=== Records for the task ===
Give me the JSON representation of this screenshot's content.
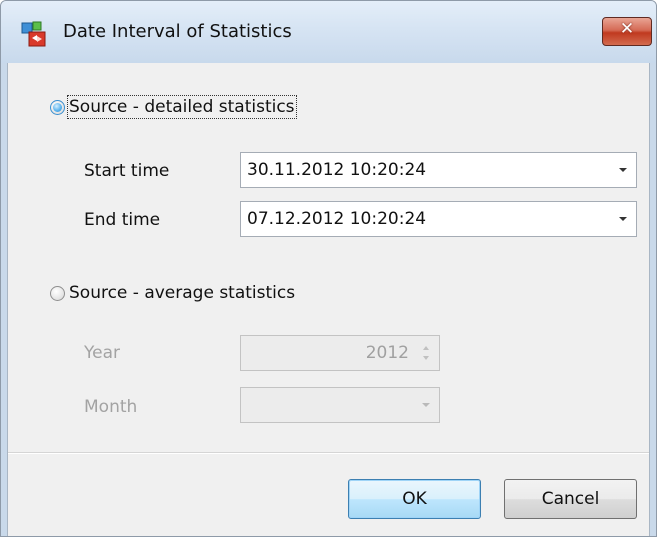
{
  "window": {
    "title": "Date Interval of Statistics",
    "close_label": "✕"
  },
  "options": {
    "detailed": {
      "label": "Source - detailed statistics",
      "checked": true
    },
    "average": {
      "label": "Source - average statistics",
      "checked": false
    }
  },
  "fields": {
    "start_time": {
      "label": "Start time",
      "value": "30.11.2012 10:20:24"
    },
    "end_time": {
      "label": "End time",
      "value": "07.12.2012 10:20:24"
    },
    "year": {
      "label": "Year",
      "value": "2012"
    },
    "month": {
      "label": "Month",
      "value": ""
    }
  },
  "buttons": {
    "ok": "OK",
    "cancel": "Cancel"
  },
  "colors": {
    "titlebar": "#d6e4f3",
    "close_button": "#c0391f",
    "client_background": "#f0f0f0",
    "radio_selected": "#2b86cf",
    "disabled_text": "#a3a3a3"
  },
  "icons": {
    "app": "app-icon",
    "close": "close-icon",
    "dropdown": "chevron-down-icon",
    "spin": "spin-arrows-icon"
  }
}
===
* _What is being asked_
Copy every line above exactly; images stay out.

* _Written reply_
Give me the JSON representation of this screenshot's content.
{
  "window": {
    "title": "Date Interval of Statistics",
    "close_label": "✕"
  },
  "options": {
    "detailed": {
      "label": "Source - detailed statistics",
      "checked": true
    },
    "average": {
      "label": "Source - average statistics",
      "checked": false
    }
  },
  "fields": {
    "start_time": {
      "label": "Start time",
      "value": "30.11.2012 10:20:24"
    },
    "end_time": {
      "label": "End time",
      "value": "07.12.2012 10:20:24"
    },
    "year": {
      "label": "Year",
      "value": "2012"
    },
    "month": {
      "label": "Month",
      "value": ""
    }
  },
  "buttons": {
    "ok": "OK",
    "cancel": "Cancel"
  },
  "colors": {
    "titlebar": "#d6e4f3",
    "close_button": "#c0391f",
    "client_background": "#f0f0f0",
    "radio_selected": "#2b86cf",
    "disabled_text": "#a3a3a3"
  },
  "icons": {
    "app": "app-icon",
    "close": "close-icon",
    "dropdown": "chevron-down-icon",
    "spin": "spin-arrows-icon"
  }
}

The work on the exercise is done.